If you pr!ck us, do we not bleed? If you poison us, do we not die? And if you wrong us, shall we not revenge? If we are like you in the rest, we will resemble you in that the villany you teach me, I will execute, and it shall go hard but I will better the instruction. MOV

don bohrer
10-25-2001, 03:23 AM
Your right my issue is not with American Kenpo as a martial art. The system is organized well and is structured for learning. Kenpo is beuatiful to practice and watch. We have Four schools in the area. One of those is in Jaurez. They differ slightly on kata, and techniques from El Pasa but are tough fighters. Almost time for class. Be cool.

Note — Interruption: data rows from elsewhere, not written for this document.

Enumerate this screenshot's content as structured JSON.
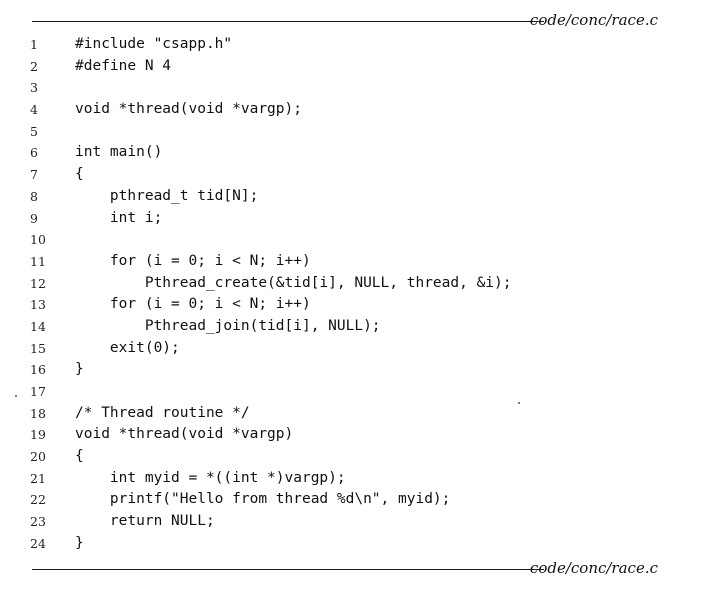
{
  "file_caption": "code/conc/race.c",
  "lines": [
    {
      "no": "1",
      "code": "#include \"csapp.h\""
    },
    {
      "no": "2",
      "code": "#define N 4"
    },
    {
      "no": "3",
      "code": ""
    },
    {
      "no": "4",
      "code": "void *thread(void *vargp);"
    },
    {
      "no": "5",
      "code": ""
    },
    {
      "no": "6",
      "code": "int main()"
    },
    {
      "no": "7",
      "code": "{"
    },
    {
      "no": "8",
      "code": "    pthread_t tid[N];"
    },
    {
      "no": "9",
      "code": "    int i;"
    },
    {
      "no": "10",
      "code": ""
    },
    {
      "no": "11",
      "code": "    for (i = 0; i < N; i++)"
    },
    {
      "no": "12",
      "code": "        Pthread_create(&tid[i], NULL, thread, &i);"
    },
    {
      "no": "13",
      "code": "    for (i = 0; i < N; i++)"
    },
    {
      "no": "14",
      "code": "        Pthread_join(tid[i], NULL);"
    },
    {
      "no": "15",
      "code": "    exit(0);"
    },
    {
      "no": "16",
      "code": "}"
    },
    {
      "no": "17",
      "code": ""
    },
    {
      "no": "18",
      "code": "/* Thread routine */"
    },
    {
      "no": "19",
      "code": "void *thread(void *vargp)"
    },
    {
      "no": "20",
      "code": "{"
    },
    {
      "no": "21",
      "code": "    int myid = *((int *)vargp);"
    },
    {
      "no": "22",
      "code": "    printf(\"Hello from thread %d\\n\", myid);"
    },
    {
      "no": "23",
      "code": "    return NULL;"
    },
    {
      "no": "24",
      "code": "}"
    }
  ]
}
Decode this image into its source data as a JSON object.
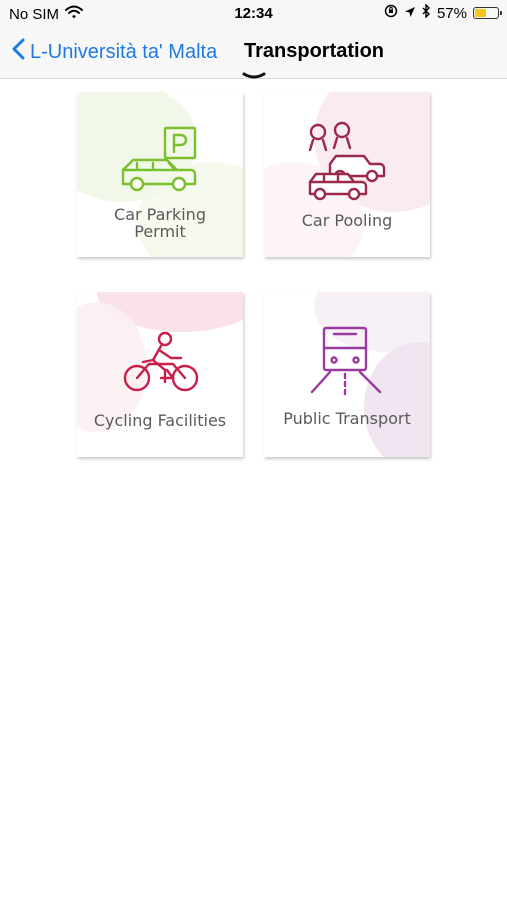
{
  "status_bar": {
    "carrier": "No SIM",
    "time": "12:34",
    "battery_percent": "57%",
    "battery_level": 0.57,
    "icons": [
      "wifi-icon",
      "orientation-lock-icon",
      "location-arrow-icon",
      "bluetooth-icon",
      "battery-icon"
    ]
  },
  "nav": {
    "back_label": "L-Università ta' Malta",
    "title": "Transportation",
    "back_icon": "chevron-left-icon"
  },
  "colors": {
    "accent_blue": "#1f7ae0",
    "parking_green": "#7cbf2c",
    "pooling_maroon": "#9b2a4a",
    "cycling_red": "#c8204a",
    "transport_purple": "#9a3aa0"
  },
  "tiles": [
    {
      "label": "Car Parking Permit",
      "icon": "car-parking-icon"
    },
    {
      "label": "Car Pooling",
      "icon": "car-pooling-icon"
    },
    {
      "label": "Cycling Facilities",
      "icon": "bicycle-icon"
    },
    {
      "label": "Public Transport",
      "icon": "train-icon"
    }
  ]
}
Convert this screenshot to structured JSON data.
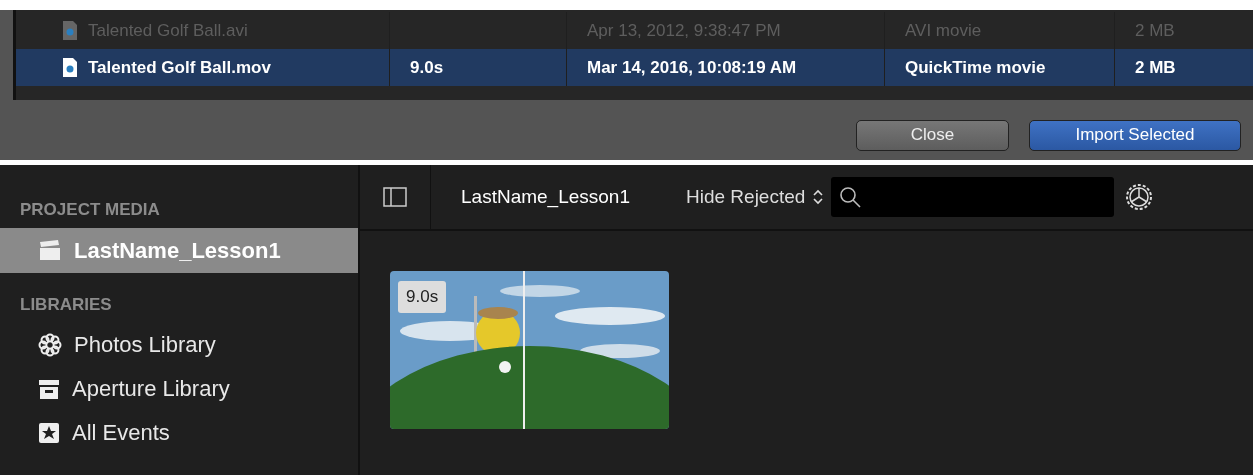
{
  "import_dialog": {
    "rows": [
      {
        "name": "Talented Golf Ball.avi",
        "date": "Apr 13, 2012, 9:38:47 PM",
        "type": "AVI movie",
        "size": "2 MB",
        "selected": false,
        "disabled": true
      },
      {
        "name": "Talented Golf Ball.mov",
        "duration": "9.0s",
        "date": "Mar 14, 2016, 10:08:19 AM",
        "type": "QuickTime movie",
        "size": "2 MB",
        "selected": true,
        "disabled": false
      }
    ],
    "buttons": [
      {
        "label": "Close",
        "kind": "default"
      },
      {
        "label": "Import Selected",
        "kind": "primary"
      }
    ]
  },
  "sidebar": {
    "sections": [
      {
        "title": "PROJECT MEDIA",
        "items": [
          {
            "label": "LastName_Lesson1",
            "kind": "project",
            "selected": true
          }
        ]
      },
      {
        "title": "LIBRARIES",
        "items": [
          {
            "label": "Photos Library",
            "kind": "photos",
            "selected": false
          },
          {
            "label": "Aperture Library",
            "kind": "aperture",
            "selected": false
          },
          {
            "label": "All Events",
            "kind": "events",
            "selected": false
          }
        ]
      }
    ]
  },
  "browser": {
    "title": "LastName_Lesson1",
    "filter": "Hide Rejected",
    "clips": [
      {
        "duration": "9.0s",
        "kind": "picture"
      }
    ]
  }
}
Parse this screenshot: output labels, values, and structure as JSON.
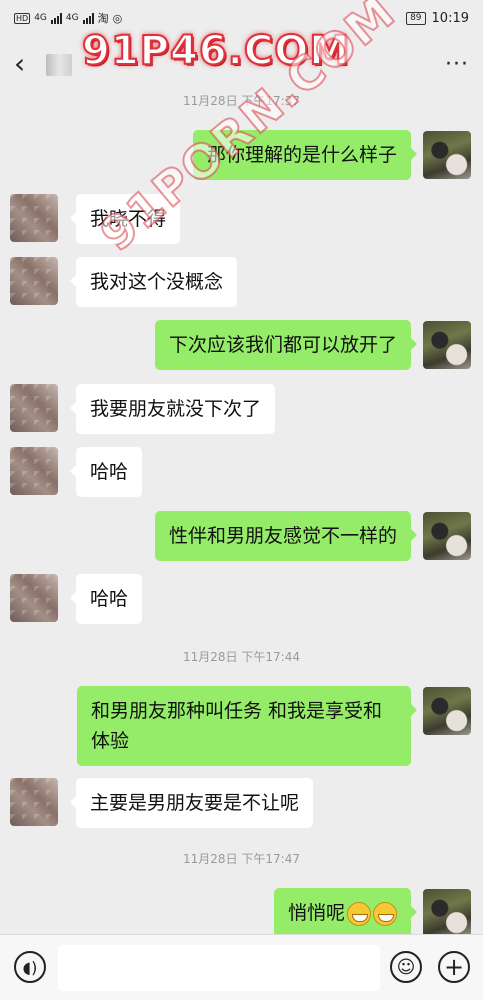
{
  "status_bar": {
    "network_tags": [
      "HD",
      "HD"
    ],
    "signal_1": "4G",
    "signal_2": "4G",
    "battery": "89",
    "clock": "10:19"
  },
  "header": {
    "back_icon": "chevron-left-icon",
    "more_label": "···"
  },
  "watermark": {
    "main": "91P46.COM",
    "diagonal": "91PORN.COM"
  },
  "messages": [
    {
      "type": "time",
      "text": "11月28日 下午17:37"
    },
    {
      "type": "out",
      "text": "那你理解的是什么样子"
    },
    {
      "type": "in",
      "text": "我晓不得"
    },
    {
      "type": "in",
      "text": "我对这个没概念"
    },
    {
      "type": "out",
      "text": "下次应该我们都可以放开了"
    },
    {
      "type": "in",
      "text": "我要朋友就没下次了"
    },
    {
      "type": "in",
      "text": "哈哈"
    },
    {
      "type": "out",
      "text": "性伴和男朋友感觉不一样的"
    },
    {
      "type": "in",
      "text": "哈哈"
    },
    {
      "type": "time",
      "text": "11月28日 下午17:44"
    },
    {
      "type": "out",
      "text": "和男朋友那种叫任务 和我是享受和体验"
    },
    {
      "type": "in",
      "text": "主要是男朋友要是不让呢"
    },
    {
      "type": "time",
      "text": "11月28日 下午17:47"
    },
    {
      "type": "out",
      "text": "悄悄呢"
    }
  ],
  "input_bar": {
    "voice_icon": "voice-icon",
    "emoji_icon": "emoji-icon",
    "plus_icon": "plus-icon"
  }
}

10-25-2001, 03:18 PM
I switched because I moved from Shreveport (where I had taken isshin-ryu). I wanted to stay in the JMA so decided to take shotokan. I really like shotokan, but have to admit there's a soft spot in my heart for my old isshin-ryu classes.

K. Mark Hoover

10-25-2001, 10:40 PM
Shotokan and Isshinryu do have many differences, but their simularities are far greater in my opinion.

They use different kata. Yes, but the techniques within the kata are the same.

Isshinryu uses vertical punches primarily. Yes, but the method of generating power is the same as with reverse punching.

When I use the term "generic", I am making a very broad statement about the skill base.

For example: In my opinion, if a practitioner truly earns the rank of black belt in Shotokan, it will not be difficult for him to earn one in Isshinryu. Pretty much all he would need to do would be to learn the kata, lineage, history, and customs. He already has the skills.

However, his karate skills are a bit ****her removed from kung fu or jujitsu skills.

To me, most styles are generic. Isshinryu is generic when put along side Shotokan, ****o-ryu, Wado-ryu, Shorin-ryu, American karate, etc.

Dark Knight
10-25-2001, 11:43 PM
"For example: In my opinion, if a practitioner truly earns the rank of black belt in Shotokan, it will not be difficult for him to earn one in Isshinryu. Pretty much all he would need to do would be to learn the kata, lineage, history, and customs. He already has the skills."

Its true, I have black belts in a couple systems. They have different approaches, but basics are basics. Some are more fluid than others or specialize a certain area, but basically the same.

don bohrer
10-29-2001, 09:10 AM
Thank you for all the replies. I will consider everyones advice and continue training in American Kenpo for now. Someone once said the time to quit is not when your at the bottom of the doodoo pile but when your on top and feeling good about yourself. Now if I were only wearing my boots!

10-30-2001, 05:07 PM
I was in Shotokan for about a year. Here's what I learned.

Shotokan was a mid to long range style as it was taught to me. Being 5'3 made the system pretty difficult. Lots of really high kicks were stressed, which again put me at a disadvantage. This was my first martial art, so I didn't have any concept of any other techniques other than the same ones being taught to the 6 footers, which as usual were very long range or incorporated high kicks (arguably one of the worst combat techniques).

The good that came of my experience is that Shotokan is EXCELLENT for learning how to maximise power. Stance training is excellent also.

JuJitsu was taught along with Shotokan. Jujitsu is a beautiful system for self defense.

My experience may not be the same as others, I'm just sharing how I felt about the art.


10-31-2001, 09:08 PM
High-kicks in shotokan? Maybe in some of the higher level katas, sure, but not in the basic techniques, not at all. Nor are they stressed as important requirements to the style.

Sounds like you were in a dojo (read: instructor) that didn't know how to teach fundamental shotokan. Or someplace that was giving you a fusion of styles and they just called it "shotokan" for marketing purposes...?

K. Mark Hoover

11-01-2001, 02:48 PM
Budokan that is very probable. :D